Records for the exercise:
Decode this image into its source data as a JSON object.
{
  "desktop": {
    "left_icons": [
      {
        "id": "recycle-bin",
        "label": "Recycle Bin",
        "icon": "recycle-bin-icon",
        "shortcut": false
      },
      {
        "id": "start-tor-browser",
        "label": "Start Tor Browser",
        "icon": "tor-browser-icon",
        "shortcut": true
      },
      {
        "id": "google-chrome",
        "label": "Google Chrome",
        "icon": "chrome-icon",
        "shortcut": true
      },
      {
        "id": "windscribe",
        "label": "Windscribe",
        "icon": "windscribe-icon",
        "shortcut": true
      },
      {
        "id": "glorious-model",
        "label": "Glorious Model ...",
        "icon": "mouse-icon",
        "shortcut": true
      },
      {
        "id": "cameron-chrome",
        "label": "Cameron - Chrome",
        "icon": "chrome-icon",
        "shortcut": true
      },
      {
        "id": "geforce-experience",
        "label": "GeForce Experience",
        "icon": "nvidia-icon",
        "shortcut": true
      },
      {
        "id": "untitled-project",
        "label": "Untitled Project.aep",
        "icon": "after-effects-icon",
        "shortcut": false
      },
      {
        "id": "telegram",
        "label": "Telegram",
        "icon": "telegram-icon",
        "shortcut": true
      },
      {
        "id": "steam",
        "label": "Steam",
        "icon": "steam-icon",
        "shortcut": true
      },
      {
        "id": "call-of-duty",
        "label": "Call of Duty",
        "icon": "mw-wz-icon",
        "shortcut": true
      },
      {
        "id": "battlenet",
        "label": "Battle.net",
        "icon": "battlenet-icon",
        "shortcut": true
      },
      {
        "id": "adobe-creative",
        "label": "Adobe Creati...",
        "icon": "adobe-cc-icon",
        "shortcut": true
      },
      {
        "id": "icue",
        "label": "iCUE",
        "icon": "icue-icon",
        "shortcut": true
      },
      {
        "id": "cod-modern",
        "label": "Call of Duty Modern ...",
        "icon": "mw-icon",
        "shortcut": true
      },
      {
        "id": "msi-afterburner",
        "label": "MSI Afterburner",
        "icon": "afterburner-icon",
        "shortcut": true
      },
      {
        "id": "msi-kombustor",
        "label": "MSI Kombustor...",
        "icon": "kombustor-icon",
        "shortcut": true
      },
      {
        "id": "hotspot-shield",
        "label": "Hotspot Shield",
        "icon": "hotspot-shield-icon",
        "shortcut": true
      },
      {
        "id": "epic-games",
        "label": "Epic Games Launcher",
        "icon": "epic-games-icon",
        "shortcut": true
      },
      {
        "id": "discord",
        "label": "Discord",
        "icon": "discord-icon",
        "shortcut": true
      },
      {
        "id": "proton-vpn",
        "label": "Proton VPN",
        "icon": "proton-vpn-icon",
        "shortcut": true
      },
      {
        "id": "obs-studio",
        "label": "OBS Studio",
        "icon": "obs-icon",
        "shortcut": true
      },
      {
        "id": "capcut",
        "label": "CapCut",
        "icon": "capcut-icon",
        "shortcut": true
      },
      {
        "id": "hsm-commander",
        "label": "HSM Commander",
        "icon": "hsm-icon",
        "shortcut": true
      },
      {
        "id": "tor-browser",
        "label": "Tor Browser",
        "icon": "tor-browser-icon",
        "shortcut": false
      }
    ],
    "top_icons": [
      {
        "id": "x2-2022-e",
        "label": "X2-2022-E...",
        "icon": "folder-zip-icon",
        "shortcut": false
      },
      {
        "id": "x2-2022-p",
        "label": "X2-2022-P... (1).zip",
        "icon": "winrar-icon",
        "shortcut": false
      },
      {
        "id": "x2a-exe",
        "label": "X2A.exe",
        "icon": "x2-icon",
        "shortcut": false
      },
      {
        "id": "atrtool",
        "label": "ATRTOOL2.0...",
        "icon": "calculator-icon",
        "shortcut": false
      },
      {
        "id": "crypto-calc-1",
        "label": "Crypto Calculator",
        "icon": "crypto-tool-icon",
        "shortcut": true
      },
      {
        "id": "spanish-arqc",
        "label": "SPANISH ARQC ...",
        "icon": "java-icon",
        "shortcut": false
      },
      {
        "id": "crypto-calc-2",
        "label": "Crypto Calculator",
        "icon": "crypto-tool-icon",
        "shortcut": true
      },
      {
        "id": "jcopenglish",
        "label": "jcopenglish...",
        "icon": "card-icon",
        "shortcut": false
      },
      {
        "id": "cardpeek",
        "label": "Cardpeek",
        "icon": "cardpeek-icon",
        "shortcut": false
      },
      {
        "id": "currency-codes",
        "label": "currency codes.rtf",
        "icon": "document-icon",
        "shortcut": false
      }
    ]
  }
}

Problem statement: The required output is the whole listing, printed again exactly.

Problem solution:
Decode this image into its source data as a JSON object.
{
  "desktop": {
    "left_icons": [
      {
        "id": "recycle-bin",
        "label": "Recycle Bin",
        "icon": "recycle-bin-icon",
        "shortcut": false
      },
      {
        "id": "start-tor-browser",
        "label": "Start Tor Browser",
        "icon": "tor-browser-icon",
        "shortcut": true
      },
      {
        "id": "google-chrome",
        "label": "Google Chrome",
        "icon": "chrome-icon",
        "shortcut": true
      },
      {
        "id": "windscribe",
        "label": "Windscribe",
        "icon": "windscribe-icon",
        "shortcut": true
      },
      {
        "id": "glorious-model",
        "label": "Glorious Model ...",
        "icon": "mouse-icon",
        "shortcut": true
      },
      {
        "id": "cameron-chrome",
        "label": "Cameron - Chrome",
        "icon": "chrome-icon",
        "shortcut": true
      },
      {
        "id": "geforce-experience",
        "label": "GeForce Experience",
        "icon": "nvidia-icon",
        "shortcut": true
      },
      {
        "id": "untitled-project",
        "label": "Untitled Project.aep",
        "icon": "after-effects-icon",
        "shortcut": false
      },
      {
        "id": "telegram",
        "label": "Telegram",
        "icon": "telegram-icon",
        "shortcut": true
      },
      {
        "id": "steam",
        "label": "Steam",
        "icon": "steam-icon",
        "shortcut": true
      },
      {
        "id": "call-of-duty",
        "label": "Call of Duty",
        "icon": "mw-wz-icon",
        "shortcut": true
      },
      {
        "id": "battlenet",
        "label": "Battle.net",
        "icon": "battlenet-icon",
        "shortcut": true
      },
      {
        "id": "adobe-creative",
        "label": "Adobe Creati...",
        "icon": "adobe-cc-icon",
        "shortcut": true
      },
      {
        "id": "icue",
        "label": "iCUE",
        "icon": "icue-icon",
        "shortcut": true
      },
      {
        "id": "cod-modern",
        "label": "Call of Duty Modern ...",
        "icon": "mw-icon",
        "shortcut": true
      },
      {
        "id": "msi-afterburner",
        "label": "MSI Afterburner",
        "icon": "afterburner-icon",
        "shortcut": true
      },
      {
        "id": "msi-kombustor",
        "label": "MSI Kombustor...",
        "icon": "kombustor-icon",
        "shortcut": true
      },
      {
        "id": "hotspot-shield",
        "label": "Hotspot Shield",
        "icon": "hotspot-shield-icon",
        "shortcut": true
      },
      {
        "id": "epic-games",
        "label": "Epic Games Launcher",
        "icon": "epic-games-icon",
        "shortcut": true
      },
      {
        "id": "discord",
        "label": "Discord",
        "icon": "discord-icon",
        "shortcut": true
      },
      {
        "id": "proton-vpn",
        "label": "Proton VPN",
        "icon": "proton-vpn-icon",
        "shortcut": true
      },
      {
        "id": "obs-studio",
        "label": "OBS Studio",
        "icon": "obs-icon",
        "shortcut": true
      },
      {
        "id": "capcut",
        "label": "CapCut",
        "icon": "capcut-icon",
        "shortcut": true
      },
      {
        "id": "hsm-commander",
        "label": "HSM Commander",
        "icon": "hsm-icon",
        "shortcut": true
      },
      {
        "id": "tor-browser",
        "label": "Tor Browser",
        "icon": "tor-browser-icon",
        "shortcut": false
      }
    ],
    "top_icons": [
      {
        "id": "x2-2022-e",
        "label": "X2-2022-E...",
        "icon": "folder-zip-icon",
        "shortcut": false
      },
      {
        "id": "x2-2022-p",
        "label": "X2-2022-P... (1).zip",
        "icon": "winrar-icon",
        "shortcut": false
      },
      {
        "id": "x2a-exe",
        "label": "X2A.exe",
        "icon": "x2-icon",
        "shortcut": false
      },
      {
        "id": "atrtool",
        "label": "ATRTOOL2.0...",
        "icon": "calculator-icon",
        "shortcut": false
      },
      {
        "id": "crypto-calc-1",
        "label": "Crypto Calculator",
        "icon": "crypto-tool-icon",
        "shortcut": true
      },
      {
        "id": "spanish-arqc",
        "label": "SPANISH ARQC ...",
        "icon": "java-icon",
        "shortcut": false
      },
      {
        "id": "crypto-calc-2",
        "label": "Crypto Calculator",
        "icon": "crypto-tool-icon",
        "shortcut": true
      },
      {
        "id": "jcopenglish",
        "label": "jcopenglish...",
        "icon": "card-icon",
        "shortcut": false
      },
      {
        "id": "cardpeek",
        "label": "Cardpeek",
        "icon": "cardpeek-icon",
        "shortcut": false
      },
      {
        "id": "currency-codes",
        "label": "currency codes.rtf",
        "icon": "document-icon",
        "shortcut": false
      }
    ]
  }
}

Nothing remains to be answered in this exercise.